-- WHAT YOU WILL DO --
For each line of the listing that includes the word "Today", show the whole line.
Start of DATA FOR PROCESSING
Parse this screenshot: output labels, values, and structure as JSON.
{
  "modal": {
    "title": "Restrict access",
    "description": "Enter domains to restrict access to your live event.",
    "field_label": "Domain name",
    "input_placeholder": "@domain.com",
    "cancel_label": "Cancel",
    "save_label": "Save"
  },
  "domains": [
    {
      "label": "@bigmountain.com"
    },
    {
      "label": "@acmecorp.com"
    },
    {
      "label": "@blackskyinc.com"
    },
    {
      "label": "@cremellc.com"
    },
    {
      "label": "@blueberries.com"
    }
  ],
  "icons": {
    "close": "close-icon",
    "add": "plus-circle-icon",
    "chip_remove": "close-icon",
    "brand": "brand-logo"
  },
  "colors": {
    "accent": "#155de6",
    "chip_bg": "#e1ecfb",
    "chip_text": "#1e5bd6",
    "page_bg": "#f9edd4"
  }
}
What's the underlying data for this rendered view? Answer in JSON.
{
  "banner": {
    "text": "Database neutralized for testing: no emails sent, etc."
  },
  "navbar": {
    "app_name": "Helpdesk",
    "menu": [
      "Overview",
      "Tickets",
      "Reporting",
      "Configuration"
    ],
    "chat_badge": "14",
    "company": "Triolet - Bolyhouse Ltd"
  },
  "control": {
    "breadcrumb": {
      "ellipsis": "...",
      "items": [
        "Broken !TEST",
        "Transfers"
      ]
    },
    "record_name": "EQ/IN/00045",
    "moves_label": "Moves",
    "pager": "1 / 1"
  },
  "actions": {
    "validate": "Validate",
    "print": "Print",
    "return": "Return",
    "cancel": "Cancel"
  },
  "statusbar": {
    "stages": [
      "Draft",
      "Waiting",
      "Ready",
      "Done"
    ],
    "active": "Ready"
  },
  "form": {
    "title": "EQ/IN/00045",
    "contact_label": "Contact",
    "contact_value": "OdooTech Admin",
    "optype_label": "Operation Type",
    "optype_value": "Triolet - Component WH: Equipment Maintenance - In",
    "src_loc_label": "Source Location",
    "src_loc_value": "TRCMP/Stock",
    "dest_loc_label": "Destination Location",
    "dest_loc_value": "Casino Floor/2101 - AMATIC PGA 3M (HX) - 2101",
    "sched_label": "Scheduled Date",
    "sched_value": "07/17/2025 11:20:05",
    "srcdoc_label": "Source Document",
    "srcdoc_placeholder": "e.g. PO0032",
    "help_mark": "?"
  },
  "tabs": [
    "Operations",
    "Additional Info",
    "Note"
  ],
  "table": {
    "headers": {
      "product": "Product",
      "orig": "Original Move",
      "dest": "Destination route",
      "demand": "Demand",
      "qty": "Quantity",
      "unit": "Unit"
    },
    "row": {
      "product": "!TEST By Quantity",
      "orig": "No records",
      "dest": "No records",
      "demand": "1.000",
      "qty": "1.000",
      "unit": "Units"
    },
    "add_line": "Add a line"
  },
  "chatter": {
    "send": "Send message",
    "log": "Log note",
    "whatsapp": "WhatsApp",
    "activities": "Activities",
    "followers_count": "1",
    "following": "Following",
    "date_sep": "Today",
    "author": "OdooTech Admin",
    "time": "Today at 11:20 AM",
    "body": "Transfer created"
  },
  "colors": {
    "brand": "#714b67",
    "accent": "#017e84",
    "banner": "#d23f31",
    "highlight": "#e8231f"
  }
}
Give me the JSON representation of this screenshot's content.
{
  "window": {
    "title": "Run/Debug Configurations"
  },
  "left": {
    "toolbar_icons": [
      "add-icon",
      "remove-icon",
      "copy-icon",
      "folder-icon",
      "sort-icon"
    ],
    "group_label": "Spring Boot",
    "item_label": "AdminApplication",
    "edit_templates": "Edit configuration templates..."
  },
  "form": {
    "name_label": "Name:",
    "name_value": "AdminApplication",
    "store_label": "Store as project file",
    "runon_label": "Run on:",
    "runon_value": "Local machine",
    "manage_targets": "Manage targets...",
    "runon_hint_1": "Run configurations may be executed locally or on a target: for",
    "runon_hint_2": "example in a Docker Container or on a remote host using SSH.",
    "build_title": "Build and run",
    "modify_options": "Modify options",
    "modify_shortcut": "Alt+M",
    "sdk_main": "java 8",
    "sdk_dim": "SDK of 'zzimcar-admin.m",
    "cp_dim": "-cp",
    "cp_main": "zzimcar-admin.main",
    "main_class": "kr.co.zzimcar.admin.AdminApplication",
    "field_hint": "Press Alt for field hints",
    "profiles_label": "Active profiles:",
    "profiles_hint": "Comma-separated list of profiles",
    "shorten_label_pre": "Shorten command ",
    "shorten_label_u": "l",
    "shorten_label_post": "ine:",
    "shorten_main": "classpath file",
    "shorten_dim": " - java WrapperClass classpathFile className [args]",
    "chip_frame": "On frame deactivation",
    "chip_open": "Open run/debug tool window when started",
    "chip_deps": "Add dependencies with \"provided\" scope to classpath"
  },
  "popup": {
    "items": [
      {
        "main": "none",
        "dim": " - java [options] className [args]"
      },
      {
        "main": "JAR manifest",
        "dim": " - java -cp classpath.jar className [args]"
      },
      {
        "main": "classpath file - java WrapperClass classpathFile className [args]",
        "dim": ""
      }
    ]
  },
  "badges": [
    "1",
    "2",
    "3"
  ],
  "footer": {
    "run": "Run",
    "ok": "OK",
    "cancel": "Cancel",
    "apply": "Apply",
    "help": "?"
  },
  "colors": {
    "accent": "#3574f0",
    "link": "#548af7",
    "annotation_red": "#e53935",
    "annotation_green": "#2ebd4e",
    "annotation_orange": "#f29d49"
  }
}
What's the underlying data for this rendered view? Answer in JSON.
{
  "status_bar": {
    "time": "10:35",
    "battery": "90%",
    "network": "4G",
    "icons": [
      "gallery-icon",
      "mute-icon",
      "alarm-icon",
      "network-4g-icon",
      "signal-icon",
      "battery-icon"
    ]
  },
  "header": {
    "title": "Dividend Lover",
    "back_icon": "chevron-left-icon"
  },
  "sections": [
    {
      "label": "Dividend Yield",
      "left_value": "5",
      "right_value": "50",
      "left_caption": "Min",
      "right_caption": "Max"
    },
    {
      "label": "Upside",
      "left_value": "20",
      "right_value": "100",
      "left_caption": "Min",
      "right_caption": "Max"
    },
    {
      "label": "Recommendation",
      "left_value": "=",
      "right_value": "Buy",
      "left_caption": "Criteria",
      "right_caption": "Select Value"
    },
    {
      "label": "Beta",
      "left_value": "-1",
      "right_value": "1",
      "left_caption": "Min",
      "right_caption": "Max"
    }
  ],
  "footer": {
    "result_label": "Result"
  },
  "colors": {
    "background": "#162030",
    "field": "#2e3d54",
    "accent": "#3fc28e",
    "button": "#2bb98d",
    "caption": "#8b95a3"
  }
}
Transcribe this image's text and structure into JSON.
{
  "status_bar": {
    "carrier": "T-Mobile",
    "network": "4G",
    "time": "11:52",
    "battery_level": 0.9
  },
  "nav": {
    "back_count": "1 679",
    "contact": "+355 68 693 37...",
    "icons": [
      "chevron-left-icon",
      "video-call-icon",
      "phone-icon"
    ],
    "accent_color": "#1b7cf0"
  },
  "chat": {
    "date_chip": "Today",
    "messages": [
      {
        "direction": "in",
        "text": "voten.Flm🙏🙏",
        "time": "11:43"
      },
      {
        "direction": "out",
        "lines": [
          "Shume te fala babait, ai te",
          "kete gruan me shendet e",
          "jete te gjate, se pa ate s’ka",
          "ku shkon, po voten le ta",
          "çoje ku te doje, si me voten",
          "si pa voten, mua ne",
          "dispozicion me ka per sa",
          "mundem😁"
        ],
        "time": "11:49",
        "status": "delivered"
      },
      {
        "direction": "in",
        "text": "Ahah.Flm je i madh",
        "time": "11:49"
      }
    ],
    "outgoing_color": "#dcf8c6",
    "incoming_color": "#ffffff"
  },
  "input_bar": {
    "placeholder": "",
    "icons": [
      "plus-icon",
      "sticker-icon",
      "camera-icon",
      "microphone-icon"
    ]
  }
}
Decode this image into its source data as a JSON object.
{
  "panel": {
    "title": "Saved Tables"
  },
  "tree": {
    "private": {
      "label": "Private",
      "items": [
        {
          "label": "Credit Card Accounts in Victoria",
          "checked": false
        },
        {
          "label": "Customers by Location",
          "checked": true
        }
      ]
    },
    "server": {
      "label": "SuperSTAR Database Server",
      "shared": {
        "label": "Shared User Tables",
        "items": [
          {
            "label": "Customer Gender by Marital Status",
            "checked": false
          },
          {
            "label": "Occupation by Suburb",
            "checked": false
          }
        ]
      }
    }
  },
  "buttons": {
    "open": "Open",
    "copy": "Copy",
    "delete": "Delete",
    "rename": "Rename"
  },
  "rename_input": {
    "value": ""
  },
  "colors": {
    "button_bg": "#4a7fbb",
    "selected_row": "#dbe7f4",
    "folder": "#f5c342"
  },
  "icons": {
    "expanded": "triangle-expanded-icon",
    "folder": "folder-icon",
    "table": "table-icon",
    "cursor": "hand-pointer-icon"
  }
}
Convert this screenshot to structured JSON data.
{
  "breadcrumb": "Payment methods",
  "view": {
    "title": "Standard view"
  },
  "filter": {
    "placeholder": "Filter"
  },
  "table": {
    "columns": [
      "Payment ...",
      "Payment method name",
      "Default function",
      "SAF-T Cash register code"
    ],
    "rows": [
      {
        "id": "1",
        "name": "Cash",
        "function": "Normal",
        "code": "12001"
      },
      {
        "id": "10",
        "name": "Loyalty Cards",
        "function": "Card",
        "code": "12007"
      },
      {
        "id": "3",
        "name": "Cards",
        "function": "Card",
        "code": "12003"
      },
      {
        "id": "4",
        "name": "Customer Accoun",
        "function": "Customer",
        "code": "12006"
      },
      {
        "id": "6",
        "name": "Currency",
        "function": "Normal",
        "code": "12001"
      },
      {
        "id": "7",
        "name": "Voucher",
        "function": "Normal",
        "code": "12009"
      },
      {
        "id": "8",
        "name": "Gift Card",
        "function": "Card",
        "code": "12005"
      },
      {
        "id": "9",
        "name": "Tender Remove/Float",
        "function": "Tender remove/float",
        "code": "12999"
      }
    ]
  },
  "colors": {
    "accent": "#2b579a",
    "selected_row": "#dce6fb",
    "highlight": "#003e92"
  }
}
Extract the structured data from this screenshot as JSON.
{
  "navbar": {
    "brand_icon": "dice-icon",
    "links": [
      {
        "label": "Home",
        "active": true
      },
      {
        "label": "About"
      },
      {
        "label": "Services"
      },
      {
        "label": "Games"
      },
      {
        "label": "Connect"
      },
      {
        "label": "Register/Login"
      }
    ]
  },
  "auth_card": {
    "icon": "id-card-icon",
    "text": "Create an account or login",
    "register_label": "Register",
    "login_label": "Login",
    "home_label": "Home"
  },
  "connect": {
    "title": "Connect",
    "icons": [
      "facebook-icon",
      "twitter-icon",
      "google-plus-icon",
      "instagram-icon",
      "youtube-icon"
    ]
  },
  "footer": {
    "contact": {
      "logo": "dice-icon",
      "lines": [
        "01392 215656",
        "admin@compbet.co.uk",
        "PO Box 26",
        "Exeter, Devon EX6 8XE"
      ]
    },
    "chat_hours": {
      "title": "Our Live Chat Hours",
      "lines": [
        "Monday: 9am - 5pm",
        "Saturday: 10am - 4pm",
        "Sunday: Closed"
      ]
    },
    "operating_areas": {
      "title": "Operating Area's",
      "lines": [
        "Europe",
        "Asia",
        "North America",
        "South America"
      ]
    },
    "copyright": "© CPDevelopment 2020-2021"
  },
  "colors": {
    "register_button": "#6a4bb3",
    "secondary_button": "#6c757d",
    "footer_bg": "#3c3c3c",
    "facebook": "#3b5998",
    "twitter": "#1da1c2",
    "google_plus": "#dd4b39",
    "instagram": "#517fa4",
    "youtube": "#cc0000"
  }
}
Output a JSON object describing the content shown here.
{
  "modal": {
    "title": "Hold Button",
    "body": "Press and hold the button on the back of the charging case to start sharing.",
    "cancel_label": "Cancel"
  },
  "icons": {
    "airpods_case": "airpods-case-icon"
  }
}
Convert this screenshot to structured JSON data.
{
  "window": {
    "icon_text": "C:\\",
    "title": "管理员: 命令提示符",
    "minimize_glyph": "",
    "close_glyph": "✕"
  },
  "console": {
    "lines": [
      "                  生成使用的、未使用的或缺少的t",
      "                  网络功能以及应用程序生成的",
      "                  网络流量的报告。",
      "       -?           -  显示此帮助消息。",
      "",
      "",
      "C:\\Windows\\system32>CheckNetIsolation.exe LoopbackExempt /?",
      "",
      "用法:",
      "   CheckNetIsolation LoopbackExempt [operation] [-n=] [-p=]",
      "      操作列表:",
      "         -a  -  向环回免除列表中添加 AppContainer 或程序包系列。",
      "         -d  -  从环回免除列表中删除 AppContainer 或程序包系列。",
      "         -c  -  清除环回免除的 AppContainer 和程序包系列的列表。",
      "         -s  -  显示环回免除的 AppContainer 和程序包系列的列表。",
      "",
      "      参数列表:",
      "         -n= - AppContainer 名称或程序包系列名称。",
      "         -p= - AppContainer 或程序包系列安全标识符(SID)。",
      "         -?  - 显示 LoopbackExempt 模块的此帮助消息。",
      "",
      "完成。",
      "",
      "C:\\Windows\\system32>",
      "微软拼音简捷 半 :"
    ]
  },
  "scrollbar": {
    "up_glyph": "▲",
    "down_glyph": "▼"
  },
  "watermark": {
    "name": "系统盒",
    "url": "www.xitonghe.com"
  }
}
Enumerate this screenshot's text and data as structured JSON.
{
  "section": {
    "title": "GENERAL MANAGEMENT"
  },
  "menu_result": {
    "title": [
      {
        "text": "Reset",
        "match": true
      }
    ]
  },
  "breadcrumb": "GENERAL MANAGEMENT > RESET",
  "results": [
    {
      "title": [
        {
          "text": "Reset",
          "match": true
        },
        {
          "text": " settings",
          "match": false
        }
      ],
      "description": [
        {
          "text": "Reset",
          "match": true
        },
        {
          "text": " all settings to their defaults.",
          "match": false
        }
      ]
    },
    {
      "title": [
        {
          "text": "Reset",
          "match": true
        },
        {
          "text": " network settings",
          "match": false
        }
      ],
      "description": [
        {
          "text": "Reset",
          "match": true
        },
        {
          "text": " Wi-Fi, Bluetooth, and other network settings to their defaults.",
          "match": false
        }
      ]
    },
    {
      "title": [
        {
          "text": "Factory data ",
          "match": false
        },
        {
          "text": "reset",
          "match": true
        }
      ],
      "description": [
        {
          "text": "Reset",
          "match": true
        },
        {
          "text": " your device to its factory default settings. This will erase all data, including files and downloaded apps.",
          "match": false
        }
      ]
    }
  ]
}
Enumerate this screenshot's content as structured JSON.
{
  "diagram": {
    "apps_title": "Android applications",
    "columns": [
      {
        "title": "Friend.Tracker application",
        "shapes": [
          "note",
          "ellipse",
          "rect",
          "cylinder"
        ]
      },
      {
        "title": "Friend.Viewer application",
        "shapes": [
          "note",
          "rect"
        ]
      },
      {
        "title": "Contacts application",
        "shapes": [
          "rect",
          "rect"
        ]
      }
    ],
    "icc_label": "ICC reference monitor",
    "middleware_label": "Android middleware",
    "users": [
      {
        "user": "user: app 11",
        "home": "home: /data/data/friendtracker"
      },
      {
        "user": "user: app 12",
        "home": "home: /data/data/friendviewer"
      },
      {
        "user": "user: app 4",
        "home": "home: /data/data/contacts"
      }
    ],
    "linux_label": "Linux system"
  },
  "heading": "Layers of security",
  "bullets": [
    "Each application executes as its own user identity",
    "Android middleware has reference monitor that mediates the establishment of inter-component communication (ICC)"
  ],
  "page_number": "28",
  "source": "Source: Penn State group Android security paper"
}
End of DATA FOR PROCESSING
-- SOLUTION --
    "date_sep": "Today",
    "time": "Today at 11:20 AM",
    "date_chip": "Today",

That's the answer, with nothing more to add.